Entries taken from a collection
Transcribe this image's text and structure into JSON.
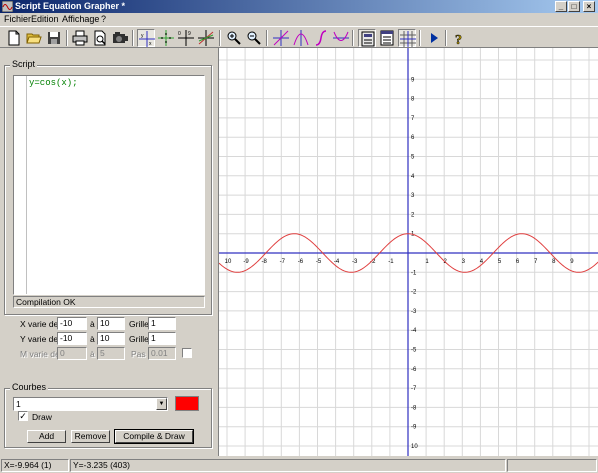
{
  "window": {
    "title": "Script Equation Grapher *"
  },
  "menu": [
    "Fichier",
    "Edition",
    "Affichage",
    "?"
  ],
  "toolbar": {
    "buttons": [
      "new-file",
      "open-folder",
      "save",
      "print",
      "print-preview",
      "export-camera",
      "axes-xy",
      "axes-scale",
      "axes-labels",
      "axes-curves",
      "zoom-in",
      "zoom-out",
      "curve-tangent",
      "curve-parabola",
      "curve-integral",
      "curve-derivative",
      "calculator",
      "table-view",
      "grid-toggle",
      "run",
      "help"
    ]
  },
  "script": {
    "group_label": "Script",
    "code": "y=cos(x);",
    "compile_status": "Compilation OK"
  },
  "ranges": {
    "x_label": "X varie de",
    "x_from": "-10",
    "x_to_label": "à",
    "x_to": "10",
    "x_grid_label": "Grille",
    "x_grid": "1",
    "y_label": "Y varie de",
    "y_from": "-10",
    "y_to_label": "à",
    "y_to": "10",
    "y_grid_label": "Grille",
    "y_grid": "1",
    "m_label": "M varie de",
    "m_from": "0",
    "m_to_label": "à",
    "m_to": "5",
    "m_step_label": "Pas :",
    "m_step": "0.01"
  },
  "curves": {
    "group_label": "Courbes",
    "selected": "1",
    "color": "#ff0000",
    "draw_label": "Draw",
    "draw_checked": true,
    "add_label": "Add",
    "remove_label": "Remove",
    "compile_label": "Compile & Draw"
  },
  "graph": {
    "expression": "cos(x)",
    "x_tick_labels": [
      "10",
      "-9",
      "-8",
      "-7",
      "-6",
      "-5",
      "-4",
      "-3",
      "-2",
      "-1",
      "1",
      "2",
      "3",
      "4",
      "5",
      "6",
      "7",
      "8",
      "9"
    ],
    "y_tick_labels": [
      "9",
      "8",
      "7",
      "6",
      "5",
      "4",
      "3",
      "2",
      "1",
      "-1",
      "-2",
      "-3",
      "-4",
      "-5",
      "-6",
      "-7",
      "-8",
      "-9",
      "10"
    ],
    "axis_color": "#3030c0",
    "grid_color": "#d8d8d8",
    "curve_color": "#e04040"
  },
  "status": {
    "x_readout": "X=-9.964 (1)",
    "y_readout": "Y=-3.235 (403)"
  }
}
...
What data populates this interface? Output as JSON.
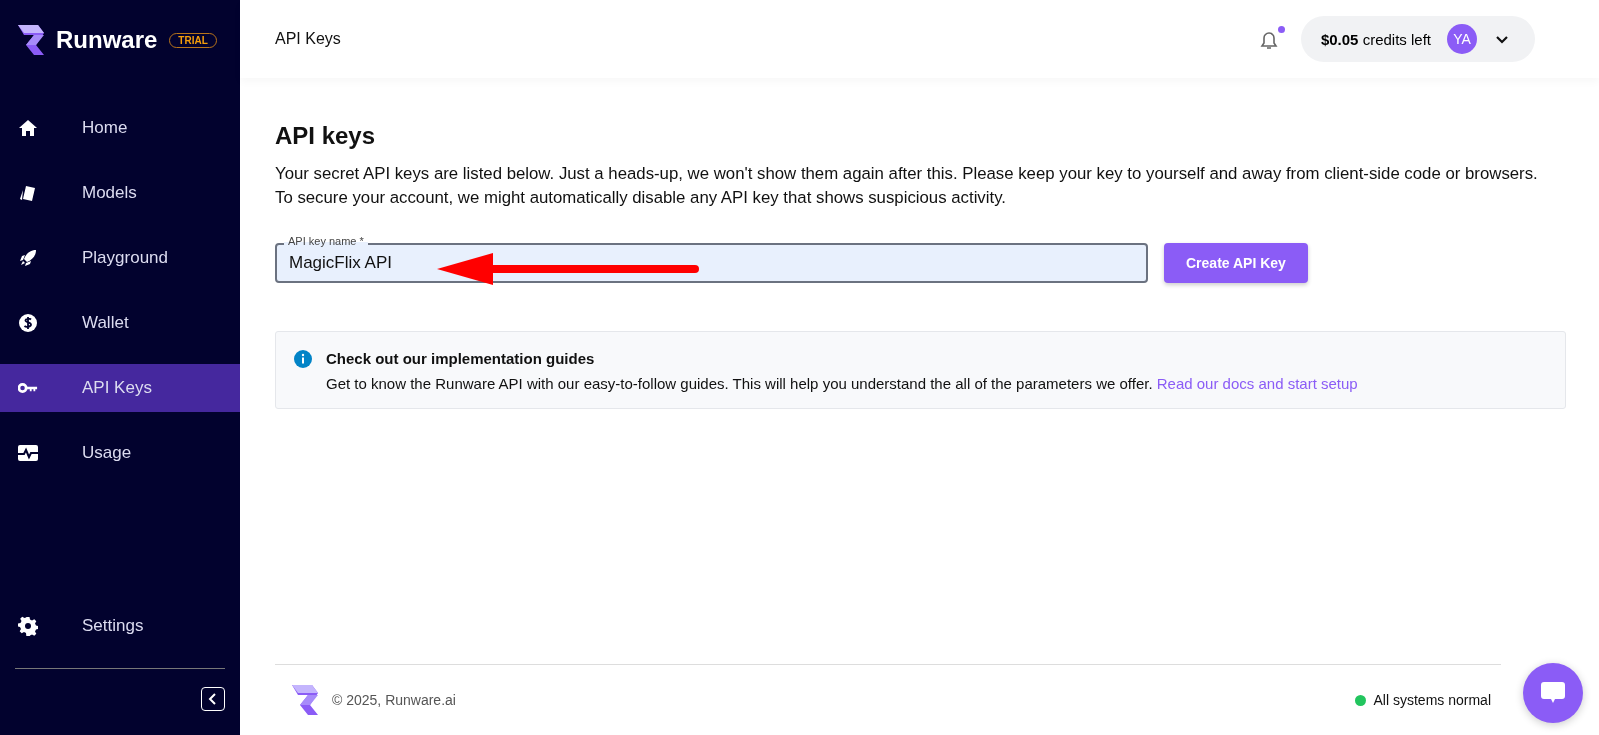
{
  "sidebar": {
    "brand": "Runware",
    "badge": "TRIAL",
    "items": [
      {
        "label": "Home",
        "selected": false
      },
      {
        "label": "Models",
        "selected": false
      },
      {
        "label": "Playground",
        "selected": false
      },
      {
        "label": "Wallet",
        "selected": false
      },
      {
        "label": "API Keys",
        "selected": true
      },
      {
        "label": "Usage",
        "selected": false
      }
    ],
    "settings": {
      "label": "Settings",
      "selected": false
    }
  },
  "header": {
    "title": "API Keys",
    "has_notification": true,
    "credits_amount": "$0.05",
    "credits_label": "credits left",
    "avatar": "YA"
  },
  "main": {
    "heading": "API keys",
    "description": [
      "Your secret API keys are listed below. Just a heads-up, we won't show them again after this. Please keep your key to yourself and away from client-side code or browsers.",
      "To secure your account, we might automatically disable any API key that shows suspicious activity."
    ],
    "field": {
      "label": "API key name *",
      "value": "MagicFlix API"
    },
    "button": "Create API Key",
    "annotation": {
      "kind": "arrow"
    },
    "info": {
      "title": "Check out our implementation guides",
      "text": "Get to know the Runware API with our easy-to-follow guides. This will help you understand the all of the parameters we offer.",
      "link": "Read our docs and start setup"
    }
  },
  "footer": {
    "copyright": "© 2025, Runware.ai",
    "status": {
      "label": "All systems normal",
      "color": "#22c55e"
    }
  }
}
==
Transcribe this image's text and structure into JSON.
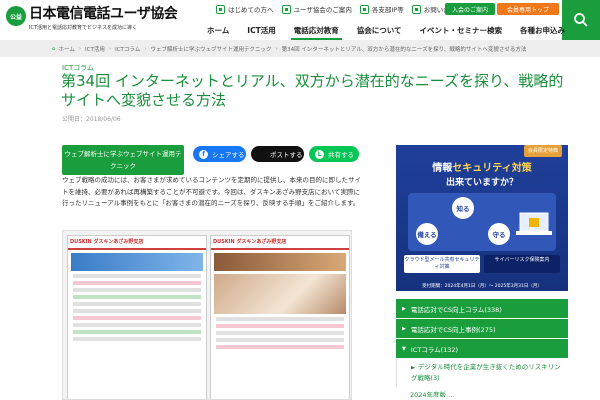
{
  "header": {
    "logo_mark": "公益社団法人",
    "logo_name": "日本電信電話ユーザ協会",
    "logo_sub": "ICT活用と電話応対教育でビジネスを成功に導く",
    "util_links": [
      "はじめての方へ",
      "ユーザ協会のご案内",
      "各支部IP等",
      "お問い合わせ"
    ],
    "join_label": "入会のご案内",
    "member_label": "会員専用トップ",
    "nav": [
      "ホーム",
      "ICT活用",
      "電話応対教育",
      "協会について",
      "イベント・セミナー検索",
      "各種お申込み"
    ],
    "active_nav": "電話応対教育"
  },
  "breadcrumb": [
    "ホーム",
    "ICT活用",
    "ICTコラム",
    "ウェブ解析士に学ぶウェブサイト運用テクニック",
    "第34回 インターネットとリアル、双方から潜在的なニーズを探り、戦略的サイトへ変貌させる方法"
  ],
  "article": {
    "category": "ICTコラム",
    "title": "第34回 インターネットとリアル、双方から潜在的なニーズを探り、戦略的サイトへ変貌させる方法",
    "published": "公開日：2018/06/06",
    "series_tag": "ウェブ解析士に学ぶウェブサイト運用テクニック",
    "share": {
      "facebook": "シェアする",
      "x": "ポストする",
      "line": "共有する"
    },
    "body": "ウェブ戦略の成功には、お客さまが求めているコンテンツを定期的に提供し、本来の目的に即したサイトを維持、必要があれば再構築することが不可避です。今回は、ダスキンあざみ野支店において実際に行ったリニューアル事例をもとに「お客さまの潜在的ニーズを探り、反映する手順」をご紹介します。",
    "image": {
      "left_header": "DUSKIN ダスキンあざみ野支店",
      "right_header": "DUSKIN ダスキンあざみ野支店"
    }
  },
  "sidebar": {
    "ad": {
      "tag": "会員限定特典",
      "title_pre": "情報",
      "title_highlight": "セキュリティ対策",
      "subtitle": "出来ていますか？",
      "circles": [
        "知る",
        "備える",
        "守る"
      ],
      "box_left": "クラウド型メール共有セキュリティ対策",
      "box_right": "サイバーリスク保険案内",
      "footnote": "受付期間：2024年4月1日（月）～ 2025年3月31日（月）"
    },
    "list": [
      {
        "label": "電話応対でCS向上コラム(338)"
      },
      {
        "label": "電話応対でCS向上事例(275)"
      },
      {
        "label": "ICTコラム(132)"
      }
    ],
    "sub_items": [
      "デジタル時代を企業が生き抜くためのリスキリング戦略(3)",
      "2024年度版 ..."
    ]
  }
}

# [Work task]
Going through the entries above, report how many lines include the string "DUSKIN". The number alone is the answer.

# [Answer to this task]
2